We, the people, rigged it by electing politicians over and over again who have no interest in competition. It is not “election fraud” that defines this rigged election, but a fraudulent electoral system. This is what we mean:
Wouldn’t you love to have a business where you get to decide who your customers are, who the competition is, how much the product will cost and how much profit you are going to make? Throw in for good measure a pure monopoly (or duopoly) with the government protecting your exclusive franchise and you have just described our electoral system. No one can ever compete.
Politicians get to decide who their customers (voters) are before the voters get to decide who they want in office. This is backwards. Every 10 years politicians create safe districts for themselves or pour the opposition into a few districts so there is no competition for most seats. New Mexico has the least number of candidates with competition in the nation. This means the election is rigged heavily toward the incumbent.
Posted by jesse shayne on October 26, 2016 at 3:18 PM
This article was published by KFSY ABC
Amendment V is one of the 10 ballot measures South Dakota voters will decide on this election day. Both sides of the issue are taking their measures to the streets by going door-to-door in communities across the state.

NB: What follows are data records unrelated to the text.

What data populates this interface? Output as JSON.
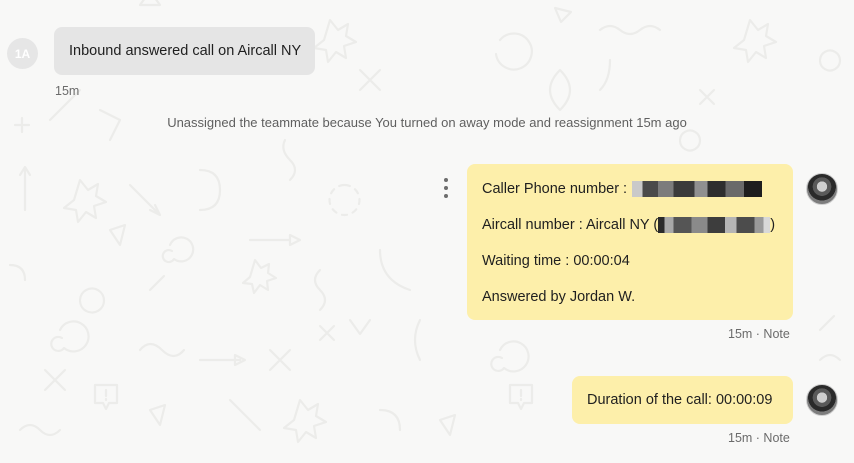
{
  "conversation": {
    "messages": [
      {
        "avatar_initials": "1A",
        "text": "Inbound answered call on Aircall NY",
        "time": "15m"
      }
    ],
    "system_event": "Unassigned the teammate because You turned on away mode and reassignment 15m ago",
    "notes": [
      {
        "lines": [
          {
            "label": "Caller Phone number :",
            "redacted": true
          },
          {
            "label": "Aircall number : Aircall NY (",
            "redacted": true,
            "suffix": ")"
          },
          {
            "label": "Waiting time : 00:00:04"
          },
          {
            "label": "Answered by Jordan W."
          }
        ],
        "meta": "15m · Note"
      },
      {
        "lines": [
          {
            "label": "Duration of the call: 00:00:09"
          }
        ],
        "meta": "15m · Note"
      }
    ]
  },
  "icons": {
    "more_actions": "kebab-menu-icon",
    "author_avatar": "user-avatar"
  },
  "colors": {
    "background": "#f8f8f7",
    "inbound_bubble": "#e5e5e5",
    "note_bubble": "#fdefaa",
    "meta_text": "#6b6b6b"
  }
}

The duo informing voters on why they should say yes to Amendment V are driving their way from Sioux Falls to major cities and back before election day. Josh Waltjer and Justin Otoski stopped in Aberdeen to bring their message to residents.
Amendment V is a ballot measure the two feel strongly about. Waltjer believes it will take the anger and frustration out of presidential elections as well as letting South Dakota independent voters have a say in primary elections. Otoski served in the military for 8 years and didn't like what he saw in politics.